Egypt in Late Antiquity
by Roger S. Bagnall
Princeton University Press, 370 pp., $29.95
The Roman Near East, 31 BCAD 337
by Fergus Millar
Harvard University Press, 587 pp., $45.00
In his account of Arabia, the life of Muhammad, and the rise of Islam in The History of the Decline and Fall of the Roman Empire, Edward Gibbon (who died two hundred years ago last year), debated two topics which are at the forefront of our own consciousness: the relations of Islam, Judaism, and Christianity, and the supposed nature of Arabs in comparison with those of Greeks and Romans. In his characteristically urbane manner, he demurred at assumptions based on ethnic stereotypes, and thus, to put it in modern terms, at “orientalizing” views of the peoples of the Near East. The perspicacity of Gibbon never fails to impress; indeed one of the features of each of the two books reviewed here is to deconstruct (and thereby refute) such Orientalizing conceptions.
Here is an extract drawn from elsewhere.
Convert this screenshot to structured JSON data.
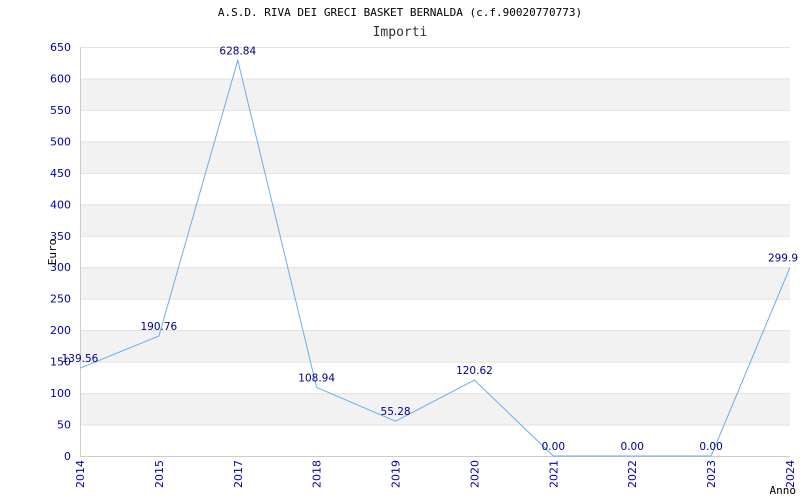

Roger Bagnall’s fascinating Egypt in Late Antiquity demolishes in passing the notion of a local Coptic culture in Egypt that is easily separable from the Greek culture, while Fergus Millar’s The Roman Near East, 31 BC-AD 337 puts its considerable weight and energy behind the emphatic denial of any “Arab” or “Semitic” ethnic identity during this period. Both books are related to an increasing body of work among ancient historians on the nature of Roman imperial rule in the eastern Mediterranean, its relation to local cultures, if such can properly be defined, and ultimately (though neither of these books deals with that period directly) to the conditions which helped to create the Islamization of the Near East and the antecedents of the Arab world as we know it today.
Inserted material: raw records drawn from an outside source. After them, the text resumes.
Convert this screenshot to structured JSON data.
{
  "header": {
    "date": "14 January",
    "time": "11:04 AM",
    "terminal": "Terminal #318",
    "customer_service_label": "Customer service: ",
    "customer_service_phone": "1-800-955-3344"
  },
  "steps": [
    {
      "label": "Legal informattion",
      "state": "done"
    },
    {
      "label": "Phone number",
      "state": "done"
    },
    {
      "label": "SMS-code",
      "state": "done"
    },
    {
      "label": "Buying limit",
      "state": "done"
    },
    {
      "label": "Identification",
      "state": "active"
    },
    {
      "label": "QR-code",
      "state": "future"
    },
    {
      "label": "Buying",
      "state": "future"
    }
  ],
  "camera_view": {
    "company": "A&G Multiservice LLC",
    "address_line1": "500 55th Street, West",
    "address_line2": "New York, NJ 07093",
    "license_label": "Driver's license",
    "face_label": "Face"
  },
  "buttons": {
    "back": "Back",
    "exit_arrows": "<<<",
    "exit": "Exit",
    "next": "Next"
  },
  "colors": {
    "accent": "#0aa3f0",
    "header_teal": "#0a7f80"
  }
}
Millar’s book deals with the period from Augustus, the first Roman emperor (31 BC–AD 14), to the death of Constantine the Great in AD 337, and covers an enormously wide geographical sweep, from modern Syria south through Lebanon, Israel, and Jordan to the borders of Egypt, taking in, to the east, parts of the region that is now eastern Turkey and Iraq. Bagnall’s, in contrast, is limited to Egypt itself, a province exceptional not only for its Pharaonic past but also for the extraordinary richness of the historical evidence yielded from scraps of papyri preserved in its cemeteries and rubbish dumps. Bagnall also carries the story forward, through and beyond the fourth century AD. He can therefore draw on the ample evidence we have of the Christianization of Egypt, including the archaeological remains of numerous and often impressive monasteries, such as the Pachomian foundations at Tabennisi on the Upper Nile, or the famous White Monastery near Sohag, home of the redoubtable fifth-century abbot Shenoute of Atripe. But each writer is concerned with the interaction of imperial power and provincial subjects, and the possible definitions of group identity—language, religion, culture—provide a constantly recurring theme in both books.
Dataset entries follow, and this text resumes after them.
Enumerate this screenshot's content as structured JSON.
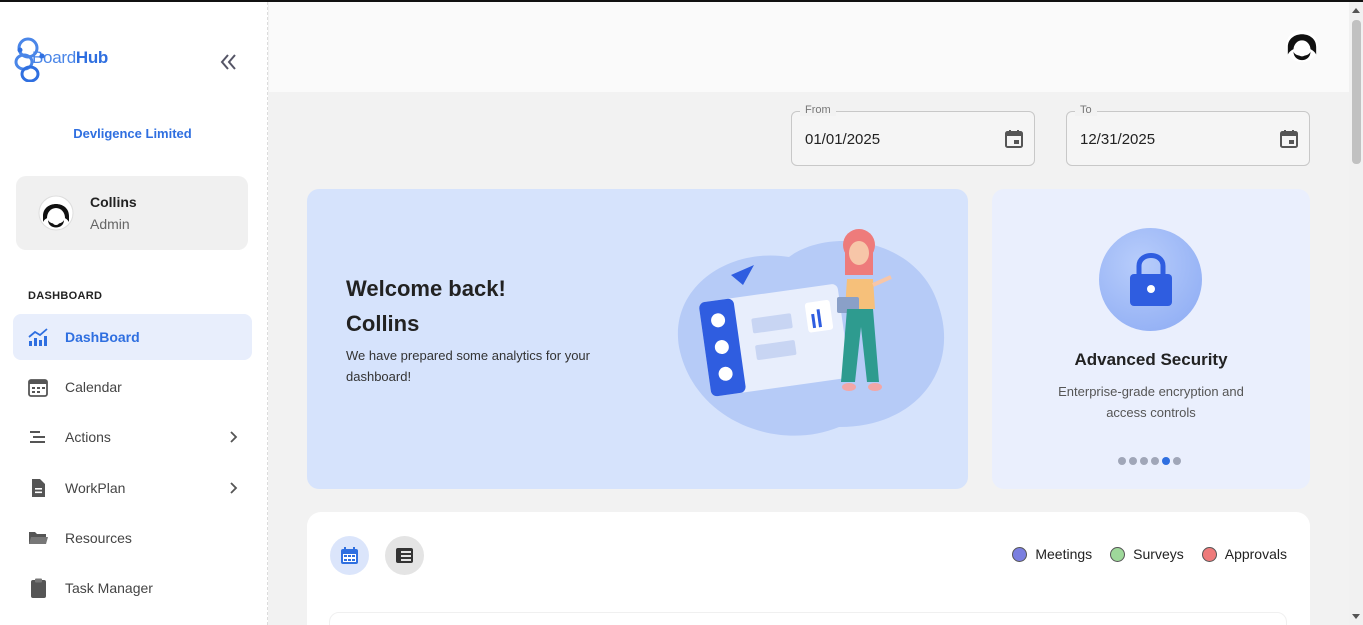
{
  "brand": {
    "name_light": "Board",
    "name_bold": "Hub",
    "accent": "#2f6fe0"
  },
  "sidebar": {
    "collapse_icon": "double-chevron-left-icon",
    "org_name": "Devligence Limited",
    "user": {
      "name": "Collins",
      "role": "Admin"
    },
    "section_label": "DASHBOARD",
    "items": [
      {
        "label": "DashBoard",
        "icon": "chart-icon",
        "active": true
      },
      {
        "label": "Calendar",
        "icon": "calendar-icon"
      },
      {
        "label": "Actions",
        "icon": "actions-icon",
        "has_submenu": true
      },
      {
        "label": "WorkPlan",
        "icon": "document-icon",
        "has_submenu": true
      },
      {
        "label": "Resources",
        "icon": "folder-icon"
      },
      {
        "label": "Task Manager",
        "icon": "clipboard-icon"
      }
    ]
  },
  "filters": {
    "from": {
      "label": "From",
      "value": "01/01/2025"
    },
    "to": {
      "label": "To",
      "value": "12/31/2025"
    }
  },
  "welcome": {
    "title_line1": "Welcome back!",
    "title_line2": "Collins",
    "subtitle": "We have prepared some analytics for your dashboard!"
  },
  "security": {
    "title": "Advanced Security",
    "description": "Enterprise-grade encryption and access controls",
    "slide_count": 6,
    "active_slide": 5
  },
  "panel": {
    "legend": [
      {
        "label": "Meetings",
        "color": "#7b7fe0"
      },
      {
        "label": "Surveys",
        "color": "#9ed89a"
      },
      {
        "label": "Approvals",
        "color": "#ee7b7b"
      }
    ]
  }
}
There was no nationalism as such in the ancient world, although there were cases of rebellion against imperial rule. The Jewish uprising of AD 66 resulted in the destruction of the Temple in Jerusalem in AD 70 and …